- The presence of spasms inside the blood vessels that pass through the retina. When this happens, especially at the back of the eye, the lining of the eye which is connected to the nervous system becomes highly sensitive.
- Changes in the eye that spread through the nerve cells of the retina. When the meninges become irritated from any other cause, these changes can be transferred through the nervous system to the retina.
Although rare, people suffering from ocular migraines may be at risk of developing permanent damage and losing vision in one eye. The exact cause of an ocular migraine is not yet clear and in some cases the condition disappears on its own.
How do I prevent high sensitivity to light
If you have migraines, the best way to treat or avoid high sensitivity to light (photophobia) is by treating the migraine itself. People having migraines can use painkillers to relieve symptoms caused by the condition. The following are useful ways of reducing your migraine symptoms:
- Aspirin: It is said to reduce the pain and inflammation during an ocular migraine.
- Tricyclic antidepressants: Antidepressants like amitriptyline (Elavil) are recommended to ease the symptoms.

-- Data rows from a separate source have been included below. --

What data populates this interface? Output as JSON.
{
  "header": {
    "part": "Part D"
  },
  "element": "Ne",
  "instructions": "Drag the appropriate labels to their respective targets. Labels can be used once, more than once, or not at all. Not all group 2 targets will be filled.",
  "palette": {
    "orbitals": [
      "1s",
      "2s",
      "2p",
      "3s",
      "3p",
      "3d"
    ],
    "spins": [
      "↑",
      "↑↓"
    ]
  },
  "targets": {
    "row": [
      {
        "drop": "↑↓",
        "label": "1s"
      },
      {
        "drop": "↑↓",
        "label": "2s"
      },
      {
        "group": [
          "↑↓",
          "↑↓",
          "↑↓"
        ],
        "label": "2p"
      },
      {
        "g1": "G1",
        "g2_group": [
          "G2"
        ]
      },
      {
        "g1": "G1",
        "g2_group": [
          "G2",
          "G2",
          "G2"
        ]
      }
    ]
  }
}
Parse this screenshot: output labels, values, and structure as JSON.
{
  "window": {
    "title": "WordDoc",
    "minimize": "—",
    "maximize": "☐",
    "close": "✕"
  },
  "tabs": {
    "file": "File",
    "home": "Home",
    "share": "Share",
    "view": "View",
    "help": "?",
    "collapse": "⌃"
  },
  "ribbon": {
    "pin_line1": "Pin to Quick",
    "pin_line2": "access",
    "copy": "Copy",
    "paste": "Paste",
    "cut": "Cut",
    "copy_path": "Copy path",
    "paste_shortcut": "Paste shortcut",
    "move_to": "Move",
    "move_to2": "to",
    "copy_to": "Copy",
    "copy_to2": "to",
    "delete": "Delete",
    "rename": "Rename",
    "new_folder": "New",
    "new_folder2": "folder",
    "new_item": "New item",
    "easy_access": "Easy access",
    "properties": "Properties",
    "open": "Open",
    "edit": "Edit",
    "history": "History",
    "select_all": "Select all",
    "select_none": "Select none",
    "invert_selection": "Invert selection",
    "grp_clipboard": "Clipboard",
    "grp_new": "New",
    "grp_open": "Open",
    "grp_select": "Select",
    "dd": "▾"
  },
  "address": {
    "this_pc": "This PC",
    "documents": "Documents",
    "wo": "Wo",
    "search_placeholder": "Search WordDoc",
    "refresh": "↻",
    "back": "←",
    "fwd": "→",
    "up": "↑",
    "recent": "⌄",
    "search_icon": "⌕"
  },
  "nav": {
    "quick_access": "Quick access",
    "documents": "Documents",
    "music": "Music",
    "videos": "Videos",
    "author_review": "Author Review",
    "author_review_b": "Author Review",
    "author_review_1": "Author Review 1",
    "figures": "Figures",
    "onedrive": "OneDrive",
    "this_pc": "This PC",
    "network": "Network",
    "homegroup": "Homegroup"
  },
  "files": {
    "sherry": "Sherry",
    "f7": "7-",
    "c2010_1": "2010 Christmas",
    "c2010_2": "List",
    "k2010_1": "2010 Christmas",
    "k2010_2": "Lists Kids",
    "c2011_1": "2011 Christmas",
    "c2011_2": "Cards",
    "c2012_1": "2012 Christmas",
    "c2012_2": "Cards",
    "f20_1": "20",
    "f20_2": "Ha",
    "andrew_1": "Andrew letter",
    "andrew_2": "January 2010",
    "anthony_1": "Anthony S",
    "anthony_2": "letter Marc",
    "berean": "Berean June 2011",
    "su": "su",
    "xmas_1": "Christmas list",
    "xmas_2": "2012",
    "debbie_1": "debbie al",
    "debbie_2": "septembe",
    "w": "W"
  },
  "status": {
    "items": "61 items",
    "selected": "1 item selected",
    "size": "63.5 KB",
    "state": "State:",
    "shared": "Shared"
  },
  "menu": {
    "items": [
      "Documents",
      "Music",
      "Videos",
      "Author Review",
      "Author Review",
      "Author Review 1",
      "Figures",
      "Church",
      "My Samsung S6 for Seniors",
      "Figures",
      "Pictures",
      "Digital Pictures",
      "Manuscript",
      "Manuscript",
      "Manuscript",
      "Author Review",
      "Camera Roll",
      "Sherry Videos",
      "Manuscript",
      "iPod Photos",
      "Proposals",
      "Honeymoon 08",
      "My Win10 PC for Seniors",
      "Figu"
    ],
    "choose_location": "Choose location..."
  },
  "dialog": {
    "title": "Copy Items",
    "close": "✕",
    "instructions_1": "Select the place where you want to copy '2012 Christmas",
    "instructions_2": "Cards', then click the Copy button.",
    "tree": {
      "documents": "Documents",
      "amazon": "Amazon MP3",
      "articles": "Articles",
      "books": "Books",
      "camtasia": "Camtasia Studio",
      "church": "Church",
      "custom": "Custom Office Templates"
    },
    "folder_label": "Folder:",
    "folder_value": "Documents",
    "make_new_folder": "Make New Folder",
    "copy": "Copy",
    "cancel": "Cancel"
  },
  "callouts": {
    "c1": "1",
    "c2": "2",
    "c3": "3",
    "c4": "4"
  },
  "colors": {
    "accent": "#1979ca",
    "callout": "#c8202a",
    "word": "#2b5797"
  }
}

- Blood pressure medications: Beta-blockers are often prescribed to relax blood vessels.
- Avoid exposing yourself to bright lights.
- Use sunglasses to lower the intensity of light.

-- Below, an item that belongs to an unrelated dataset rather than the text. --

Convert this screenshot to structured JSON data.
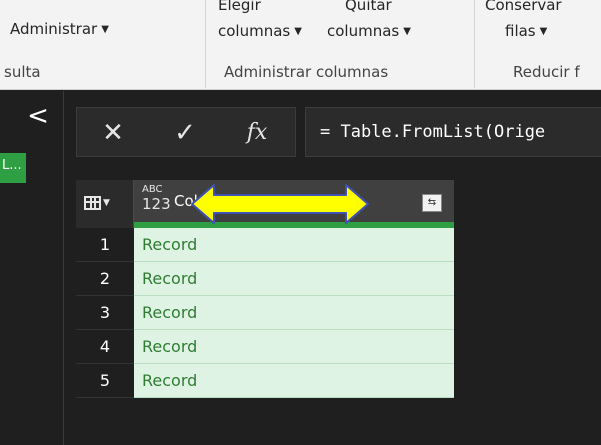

- Anti-spasmodic and calcium-channel blockers have also been known to help prevent migraine attacks.
In the case of a sudden ocular migraine, it is best to stop what you are doing and rest your eyes until the symptoms subside and your vision comes back to normal. Ensure you do not strain your eyes.
The bottom line
If you are experiencing migraines and severe vision problems such as having blind spots in your vision and high sensitivity to light, then you should start treating your condition immediately. If the symptoms persist, then you should seek a doctor’s attention to avoid further effects.
People experiencing high sensitivity to light when suffering from a migraine should also get tested for ocular migraines. Such conditions if not treated may lead to blindness. If you can treat your migraine, then you can treat the photophobia condition that is also experienced.
Ocular or retinal migraines, though rare, can be severely incapacitating so immediate action is critical. Avoid constant exposure to light and ensure you give your eyes enough rest through the day.